Elizabeth Mellor first wrote to Melbourne Base Records in 1917. She had heard nothing from her son Samuel in years and feared ‘something must have happened to him’. She wondered if the Army could tell her anything. ‘He was always such a good lad and very proud of being a soldier’.
As the Army saw it, Samuel Mellor had not been a good lad at all. Barely seventeen when he enlisted, the boy fell into bad company. He went AWOL in Egypt and deserted from the army not long after arriving in England. In 1917, his mother had been told that her son was ‘illegally absent’. And that was something she couldn’t believe.
At the end of the war, Mellor’s Official status was still ‘Absent’. His mother resumed her search. In June 1919, Mrs Mellor sent him a photograph to Base Records and asked it be forwarded on to London. ‘My son has a very faint scar at the corner of one eye’, ‘brown moles on his neck and body’, ‘it is now over three years since I've had a letter from him’. The next year she thought she recognised Samuel in a picture published in the evening papers. The column was headed ‘Who is He?’ and featured one of a legion of nameless men who surfaced in the wake of war. By 1921, Mrs Mellor had devised her own explanation for her son’s disappearance: ‘It has come to my knowledge that he is in an asylum badly shell-shocked and [suffering from] loss of speech. He is in a place 100 miles from London called Leicester, it is the one on a hill near the cemetery. Would you kindly investigate this matter for me’.
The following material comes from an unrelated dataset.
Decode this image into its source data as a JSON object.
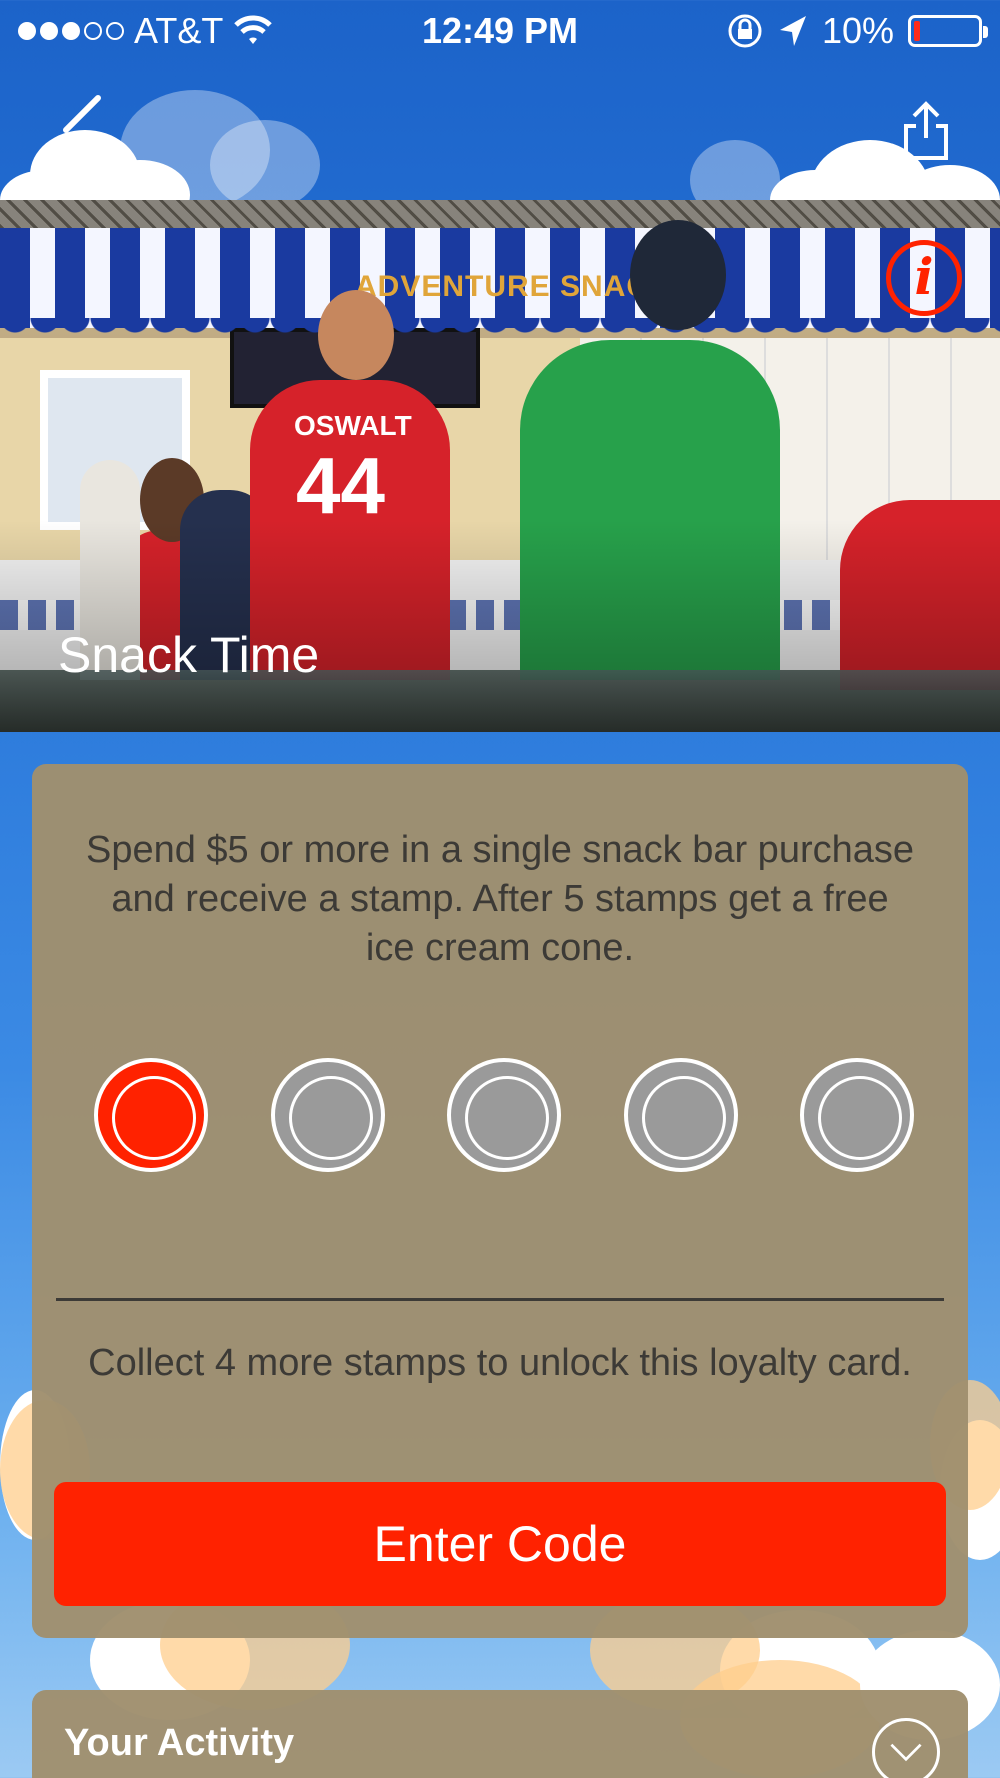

There was no such investigation. Mrs Mellor’s last letter to Base Records was written in 1939, as the world prepared for another war: ‘I had a son named Samuel Rowley Mellor. He joined up with the first light horse, 11th reinforcements, he left Sydney 1915 on 23 October … Now it is a long time ago, though my tears don’t dry when I think of him. He joined up under the name of Richard Rowley Mellor, that was his older brother’s name, he gave his age as 22 but my darling was only 17 years …. I am now nearing the closing of life I am 80, I would feel very grateful to you for a reply.’
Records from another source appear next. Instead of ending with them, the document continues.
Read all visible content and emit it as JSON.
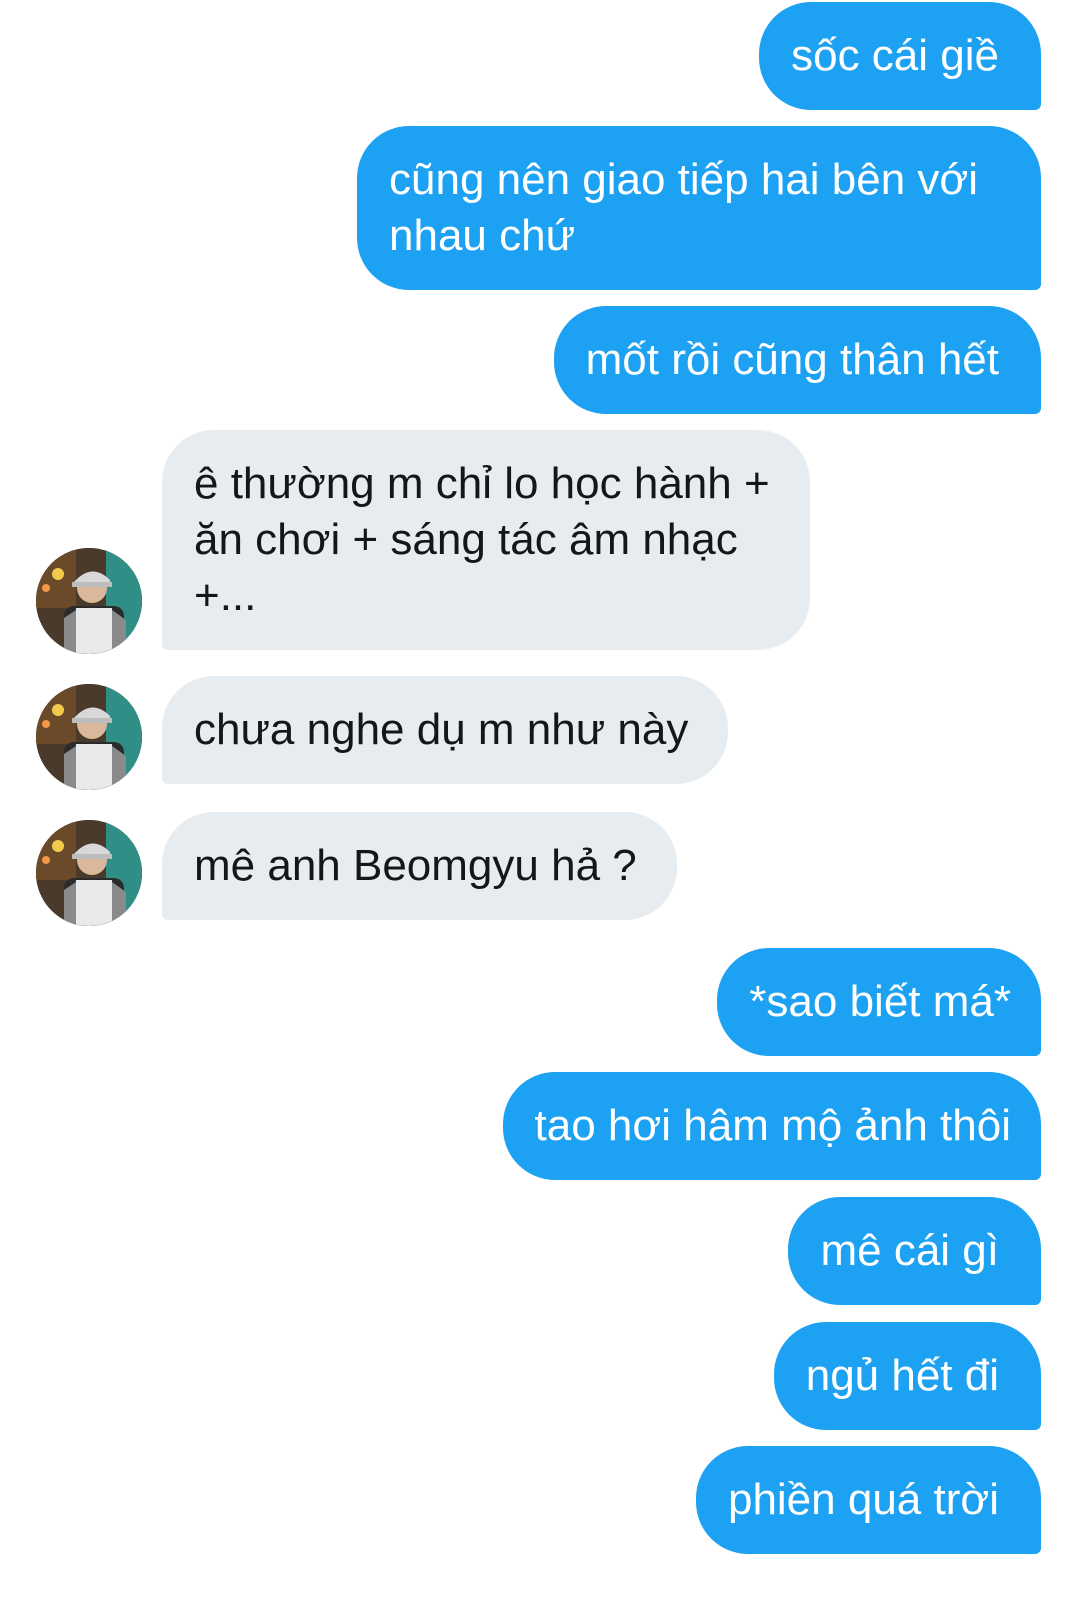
{
  "conversation": {
    "messages": [
      {
        "direction": "outgoing",
        "text": "sốc cái giề"
      },
      {
        "direction": "outgoing",
        "line1": "cũng nên giao tiếp hai bên với",
        "line2": "nhau chứ"
      },
      {
        "direction": "outgoing",
        "text": "mốt rồi cũng thân hết"
      },
      {
        "direction": "incoming",
        "line1": "ê thường m chỉ lo học hành +",
        "line2": "ăn chơi + sáng tác âm nhạc",
        "line3": "+..."
      },
      {
        "direction": "incoming",
        "text": "chưa nghe dụ m như này"
      },
      {
        "direction": "incoming",
        "text": "mê anh Beomgyu hả ?"
      },
      {
        "direction": "outgoing",
        "text": "*sao biết má*"
      },
      {
        "direction": "outgoing",
        "text": "tao hơi hâm mộ ảnh thôi"
      },
      {
        "direction": "outgoing",
        "text": "mê cái gì"
      },
      {
        "direction": "outgoing",
        "text": "ngủ hết đi"
      },
      {
        "direction": "outgoing",
        "text": "phiền quá trời"
      }
    ]
  },
  "colors": {
    "outgoing_bubble": "#1da1f2",
    "incoming_bubble": "#e6ecf0",
    "outgoing_text": "#ffffff",
    "incoming_text": "#14171a"
  },
  "icons": {
    "avatar": "profile-photo-avatar"
  }
}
Through all this correspondence the official response was much the same: Mrs Mellor’s son had gone AWOL. But the full truth was far more confronting. Having deserted the first AIF, Mellor had adopted yet another name and joined the British Army. He had served out the war as Gunner Frank Wills of the Royal Field Artillery. In 1919, the young man was arrested in Paris. In a drunken brawl, he had killed a military policeman. Gunner Frank Wills was sentenced to death by firing squad; his last request was to speak to an Australian officer.
Samuel Mellor made no attempt to save his life. But he did ask that his mother be told what happened to him. Without delay, the Officer cabled London for instructions. What action—if any-should be taken re the fate of Gunner Wills? London wired back several days later: ‘message not understood’.
Samuel Mellor was shot at dawn on 27 May 1919. He was buried under the name he’d adopted. And the truth was buried with him.
The Mellor family’s story reminds us of the secrets that fester in wartime. They show how the authorities were complicit in concealing the truth, how they kept a false hope alive, and prolonged a mother’s mourning. It would not be until 2006 that men executed by the British Army for so called ‘cowardice’ would be pardoned. Such a pardon does not extend to men sentenced to death for a civil offence.
For full attribution of sources, suggestions for further reading and an extended version of the story itself see ‘Marked “secret”: Samuel Mellor’ in Bruce Scates, Rebecca Wheatley and Laura James, World War One: A History in 100 stories (Melbourne, Penguin/Viking, 2015) pp. 61-64; 355.